Meg Bignell was a nurse and a weather presenter on the telly before she surrendered to a persistent desire to write. Since then she has been writing almost every day – bits and pieces here and there, either to earn a crust, to get something off her chest or to entertain herself. She has written three short films, mostly because she wanted to do some acting and no one else would cast her. She sings a bit too, occasionally writes and performs cabaret, but is mostly very busy being a mother to three and a wife (to one). She lives with her family on a dairy farm on Tasmania’s East Coast.
Words // Meg Bignell
I carry my State Library of Tasmania card at all times. It has been with me since I was four. My clever, book-loving mother made sure of that. The barcode on my card is a bit blurry and sometimes hard to scan. It doesn’t work in the automated check-out system but for some reason I don’t want the librarian to issue me with a new one. Is it nostalgia? Superstition? Or do I feel that to discard it would be rude and unfair, given the trips we’ve taken together and fun we have had?
That barcode has taken me from the Hundred Acre Woods to Pemberley, from flower fairies to water babies, Nancy Drew to Nina Stibbe. It has helped populate my memory with countless characters, places, words and worlds. It has fed my imagination and contributed to my lasting passion for language and its possibilities.
When I was very small, the little library that was housed alongside the council chambers in my home town in Tasmania was moved into a modern, purpose-built building. The fancy new design was like nothing our town had ever seen. It had a domed turrety thing and lots of natural light and doors that swooshed. It was trimmed with pink and purple paint. The whole town was excited.
It was in that library that I found a Judy Blume book I hadn’t read. I devoured Judy Blume books like the hungry teenager I was. Most of them I had read twice. So to discover a new one was like today’s children finding a new Harry Potter. It was called Tiger Eyes and I savoured every word.

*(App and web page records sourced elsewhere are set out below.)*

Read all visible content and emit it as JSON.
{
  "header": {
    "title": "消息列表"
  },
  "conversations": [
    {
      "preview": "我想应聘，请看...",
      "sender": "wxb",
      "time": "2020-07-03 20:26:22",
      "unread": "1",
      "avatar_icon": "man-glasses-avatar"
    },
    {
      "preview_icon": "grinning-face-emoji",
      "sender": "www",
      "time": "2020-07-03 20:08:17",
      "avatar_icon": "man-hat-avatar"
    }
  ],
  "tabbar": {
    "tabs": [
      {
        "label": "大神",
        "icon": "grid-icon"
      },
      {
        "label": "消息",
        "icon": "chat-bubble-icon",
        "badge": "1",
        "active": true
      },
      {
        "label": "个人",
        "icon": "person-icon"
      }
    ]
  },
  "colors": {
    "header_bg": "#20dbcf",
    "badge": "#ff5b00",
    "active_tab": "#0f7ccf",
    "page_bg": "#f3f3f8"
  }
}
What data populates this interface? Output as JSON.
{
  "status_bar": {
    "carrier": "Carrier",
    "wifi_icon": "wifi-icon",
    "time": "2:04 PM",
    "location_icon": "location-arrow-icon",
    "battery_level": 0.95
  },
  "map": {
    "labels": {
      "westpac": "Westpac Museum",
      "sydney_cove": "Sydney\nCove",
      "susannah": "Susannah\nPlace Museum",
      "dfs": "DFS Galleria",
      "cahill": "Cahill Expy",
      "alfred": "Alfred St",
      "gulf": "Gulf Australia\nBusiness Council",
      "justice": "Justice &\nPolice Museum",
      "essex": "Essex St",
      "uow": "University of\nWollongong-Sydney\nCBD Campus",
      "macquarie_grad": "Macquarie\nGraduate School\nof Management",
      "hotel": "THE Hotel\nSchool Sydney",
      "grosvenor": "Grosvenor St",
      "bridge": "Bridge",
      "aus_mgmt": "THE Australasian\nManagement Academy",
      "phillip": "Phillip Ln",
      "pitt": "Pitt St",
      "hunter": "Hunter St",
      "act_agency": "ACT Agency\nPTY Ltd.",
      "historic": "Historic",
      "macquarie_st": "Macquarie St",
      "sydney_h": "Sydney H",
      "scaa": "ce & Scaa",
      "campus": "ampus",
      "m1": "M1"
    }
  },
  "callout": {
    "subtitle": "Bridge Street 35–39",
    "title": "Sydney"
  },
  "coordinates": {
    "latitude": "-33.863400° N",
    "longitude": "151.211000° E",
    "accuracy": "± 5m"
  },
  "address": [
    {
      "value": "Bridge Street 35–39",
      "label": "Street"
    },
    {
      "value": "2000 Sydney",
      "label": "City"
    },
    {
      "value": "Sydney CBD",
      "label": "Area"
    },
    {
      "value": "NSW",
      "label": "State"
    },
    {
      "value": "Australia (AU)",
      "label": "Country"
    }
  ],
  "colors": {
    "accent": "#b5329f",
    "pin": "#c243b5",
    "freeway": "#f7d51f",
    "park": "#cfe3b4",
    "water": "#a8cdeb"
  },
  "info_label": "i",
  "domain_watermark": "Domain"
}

These days, I use libraries less to borrow books and more as places to work. They are warm, with plenty of power points, reliable wifi and plenty of research material on the stacks. And also in the people. If a writer is struggling with certain aspects of characterisation, I would encourage them to spend a few hours in their local library. See the tweedy man muttering to himself while he writes pages of complicated looking formulae? What do you think he is trying to solve? And that young woman with the beautiful posture who scans the performing arts section? Is she a ballerina or did something get in the way of her dreams? Look at the way that impeccably dressed woman puts her gloves on to read the Country Life magazines, and the honest, generous sound of that beardy man’s laugh.
And see that woman who has put her three small children into the beanbags with a pile of books, and flopped into a squashy chair for a little snooze? That was me. I got my children their library cards before they turned four.
From May 22-24 is Library and Information Week, an opportunity for libraries and library users to celebrate the invaluable contribution that libraries make to society. Click here for more information.